Your party members. They all have a traumatic past. What a surprise.

I adore all of the music by Nobuo Uematsu, and it was the only reason I bought the game. It was not an expectation of mine for this seemingly generic JRPG to actually be something worth playing. Upon first inspection, The Last Story is actually a brilliant game, albeit short. I shall be putting up a full review in the future.

For those of you that like a little JRPG action (or lack of it, by definition)- The Last Story is a step in the right direction for Wii RPGs. I really have no idea what is going on in the plot thus far; which is slightly ironic considering the title. However, the combat is excellent and engaging. I was genuinely surprised and addicted by fighting in this game.

Your party members can be pretty useless, unless you're fighting weaker enemies.

The system works in a way that feels interactive, you'll find yourself rolling around the battlefield resurrecting your party members and blocking dangerous attacks. When broken down it's pretty hack and slash, but that doesn't change the fact it's fun to play.
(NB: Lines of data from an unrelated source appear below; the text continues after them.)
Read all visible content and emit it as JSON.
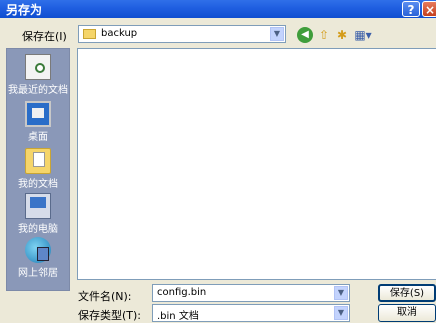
{
  "window": {
    "title": "另存为",
    "help_label": "?",
    "close_label": "×"
  },
  "savein": {
    "label": "保存在(I)",
    "value": "backup"
  },
  "toolbar": {
    "back_glyph": "◀",
    "up_glyph": "⇧",
    "newfolder_glyph": "✱",
    "view_glyph": "▦▾"
  },
  "places": [
    {
      "label": "我最近的文档",
      "icon": "recent-documents-icon"
    },
    {
      "label": "桌面",
      "icon": "desktop-icon"
    },
    {
      "label": "我的文档",
      "icon": "my-documents-icon"
    },
    {
      "label": "我的电脑",
      "icon": "my-computer-icon"
    },
    {
      "label": "网上邻居",
      "icon": "network-places-icon"
    }
  ],
  "filename": {
    "label": "文件名(N):",
    "value": "config.bin"
  },
  "filetype": {
    "label": "保存类型(T):",
    "value": ".bin 文档"
  },
  "buttons": {
    "save": "保存(S)",
    "cancel": "取消"
  }
}
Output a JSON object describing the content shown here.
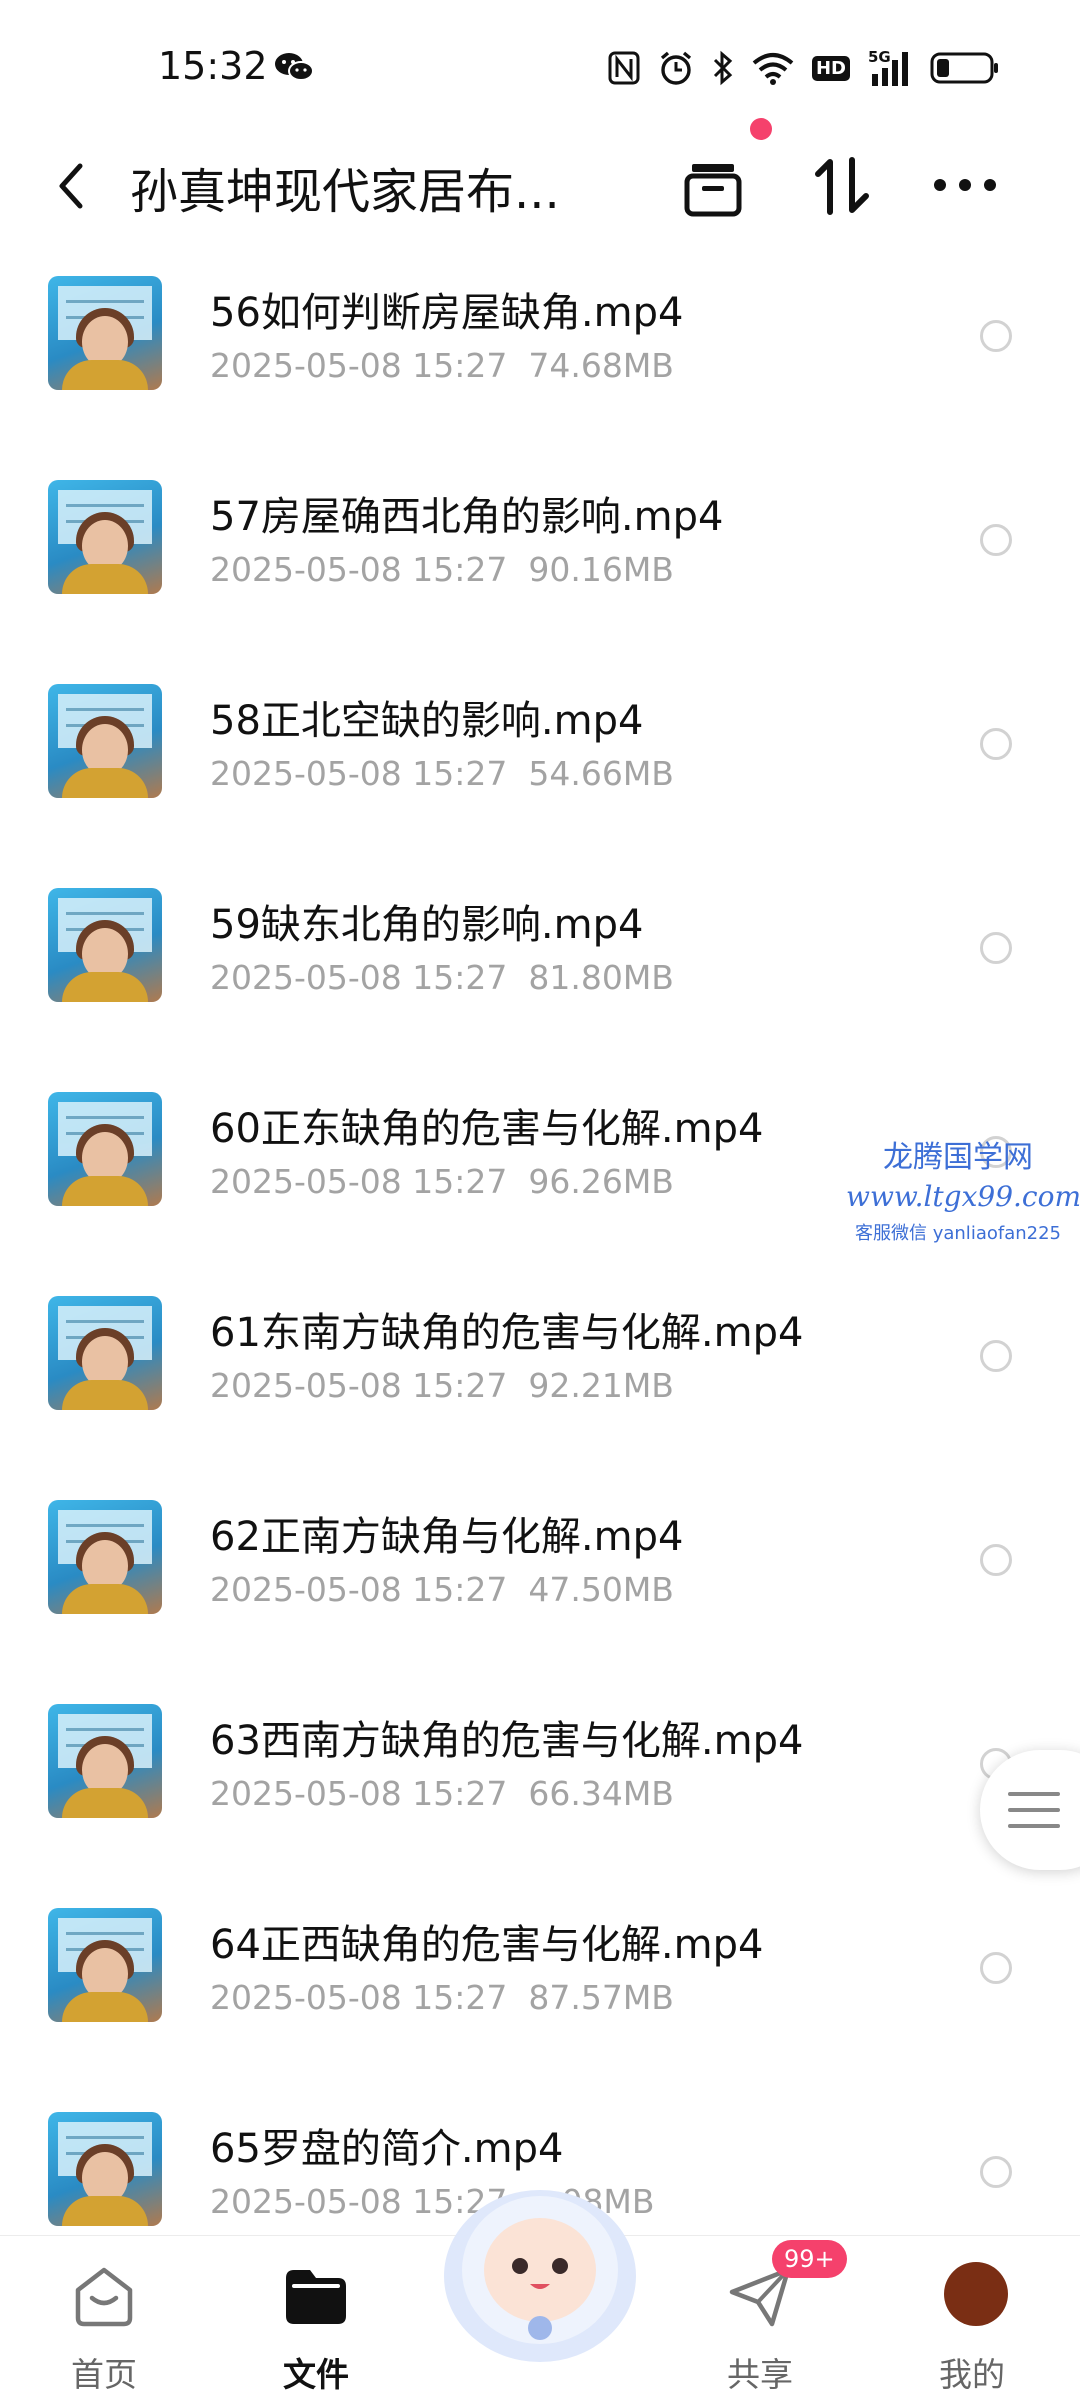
{
  "status_bar": {
    "time": "15:32",
    "icons": [
      "wechat-icon",
      "nfc-icon",
      "alarm-icon",
      "bluetooth-icon",
      "wifi-icon",
      "hd-icon",
      "signal-5g-icon",
      "battery-icon"
    ],
    "hd_label": "HD",
    "network_label": "5G"
  },
  "header": {
    "title": "孙真坤现代家居布...",
    "icons": [
      "back-icon",
      "archive-icon",
      "sort-icon",
      "more-icon"
    ]
  },
  "files": [
    {
      "name": "56如何判断房屋缺角.mp4",
      "date": "2025-05-08  15:27",
      "size": "74.68MB"
    },
    {
      "name": "57房屋确西北角的影响.mp4",
      "date": "2025-05-08  15:27",
      "size": "90.16MB"
    },
    {
      "name": "58正北空缺的影响.mp4",
      "date": "2025-05-08  15:27",
      "size": "54.66MB"
    },
    {
      "name": "59缺东北角的影响.mp4",
      "date": "2025-05-08  15:27",
      "size": "81.80MB"
    },
    {
      "name": "60正东缺角的危害与化解.mp4",
      "date": "2025-05-08  15:27",
      "size": "96.26MB"
    },
    {
      "name": "61东南方缺角的危害与化解.mp4",
      "date": "2025-05-08  15:27",
      "size": "92.21MB"
    },
    {
      "name": "62正南方缺角与化解.mp4",
      "date": "2025-05-08  15:27",
      "size": "47.50MB"
    },
    {
      "name": "63西南方缺角的危害与化解.mp4",
      "date": "2025-05-08  15:27",
      "size": "66.34MB"
    },
    {
      "name": "64正西缺角的危害与化解.mp4",
      "date": "2025-05-08  15:27",
      "size": "87.57MB"
    },
    {
      "name": "65罗盘的简介.mp4",
      "date": "2025-05-08  15:27",
      "size": "…08MB"
    }
  ],
  "watermark": {
    "line1": "龙腾国学网",
    "line2": "www.ltgx99.com",
    "line3": "客服微信 yanliaofan225"
  },
  "bottom_nav": {
    "items": [
      {
        "label": "首页",
        "icon": "home-icon"
      },
      {
        "label": "文件",
        "icon": "folder-icon"
      },
      {
        "label": "共享",
        "icon": "paper-plane-icon"
      },
      {
        "label": "我的",
        "icon": "avatar-icon"
      }
    ],
    "share_badge": "99+",
    "active": "文件"
  },
  "colors": {
    "accent_red": "#f5416c",
    "meta_gray": "#a3a3a3",
    "watermark_blue": "#3d6fd6"
  }
}
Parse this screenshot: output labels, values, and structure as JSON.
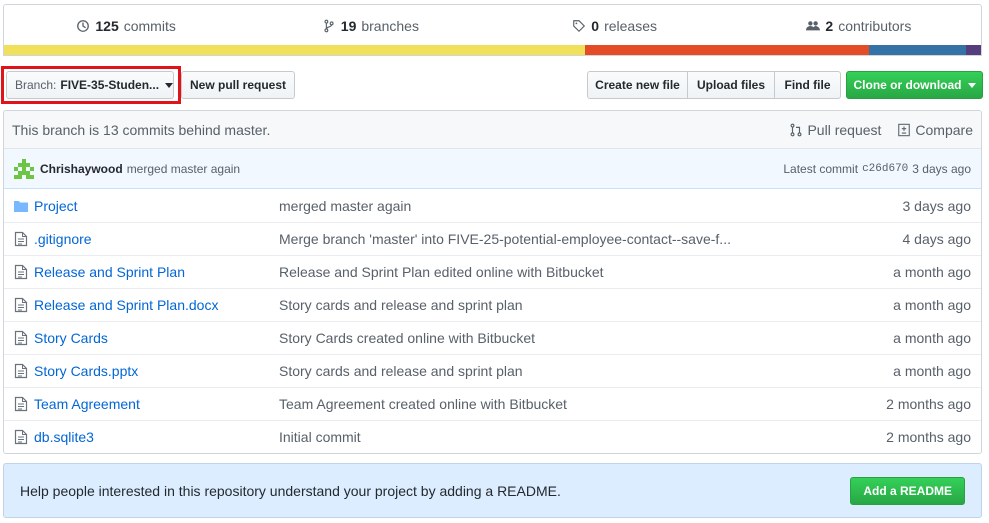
{
  "summary": {
    "commits": {
      "count": "125",
      "label": "commits"
    },
    "branches": {
      "count": "19",
      "label": "branches"
    },
    "releases": {
      "count": "0",
      "label": "releases"
    },
    "contributors": {
      "count": "2",
      "label": "contributors"
    }
  },
  "language_bar": {
    "segments": [
      {
        "fraction": 0.595,
        "color": "#f1e05a"
      },
      {
        "fraction": 0.29,
        "color": "#e34c26"
      },
      {
        "fraction": 0.1,
        "color": "#3572a5"
      },
      {
        "fraction": 0.015,
        "color": "#563d7c"
      }
    ]
  },
  "toolbar": {
    "branch_label": "Branch:",
    "branch_value": "FIVE-35-Studen...",
    "new_pull_request": "New pull request",
    "create_new_file": "Create new file",
    "upload_files": "Upload files",
    "find_file": "Find file",
    "clone_or_download": "Clone or download"
  },
  "branch_status": {
    "text": "This branch is 13 commits behind master.",
    "pull_request": "Pull request",
    "compare": "Compare"
  },
  "latest_commit": {
    "author": "Chrishaywood",
    "message": "merged master again",
    "prefix": "Latest commit",
    "sha": "c26d670",
    "age": "3 days ago"
  },
  "files": [
    {
      "type": "folder-icon",
      "name": "Project",
      "message": "merged master again",
      "age": "3 days ago"
    },
    {
      "type": "file-icon",
      "name": ".gitignore",
      "message": "Merge branch 'master' into FIVE-25-potential-employee-contact--save-f...",
      "age": "4 days ago"
    },
    {
      "type": "file-icon",
      "name": "Release and Sprint Plan",
      "message": "Release and Sprint Plan edited online with Bitbucket",
      "age": "a month ago"
    },
    {
      "type": "file-icon",
      "name": "Release and Sprint Plan.docx",
      "message": "Story cards and release and sprint plan",
      "age": "a month ago"
    },
    {
      "type": "file-icon",
      "name": "Story Cards",
      "message": "Story Cards created online with Bitbucket",
      "age": "a month ago"
    },
    {
      "type": "file-icon",
      "name": "Story Cards.pptx",
      "message": "Story cards and release and sprint plan",
      "age": "a month ago"
    },
    {
      "type": "file-icon",
      "name": "Team Agreement",
      "message": "Team Agreement created online with Bitbucket",
      "age": "2 months ago"
    },
    {
      "type": "file-icon",
      "name": "db.sqlite3",
      "message": "Initial commit",
      "age": "2 months ago"
    }
  ],
  "readme_prompt": {
    "text": "Help people interested in this repository understand your project by adding a README.",
    "button": "Add a README"
  },
  "colors": {
    "link": "#0366d6",
    "primary_button": "#28a745",
    "highlight": "#e0131b"
  }
}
The reason I'm publishing this quick article is in the case somebody is contemplating whether this game is worth buying. It's short; around 20 hours of play- but The Last Story is definitely a title you can add to your collection without regret. So consider it if you're an avid fan of this type of game.

Bosses often have some kind of trick to defeat them.

Nobuo Uematsu didn't create that many tracks in the end, there are only 6. Although that's a very small amount, his first submission of compositions were denied by his partner Hironobu Sakaguchi. They tried very hard to create music that would keep the player in the fray and more enticed than the traditional set of fanfares and melodies that accompanies the stereotypical definition of a Japanese Roleplaying game.

Anyway, spend a little time researching this game if you feel it might be something you're interested in. As for me, I'm going to go play it now- writing about it has refreshed my desire to press on with the game.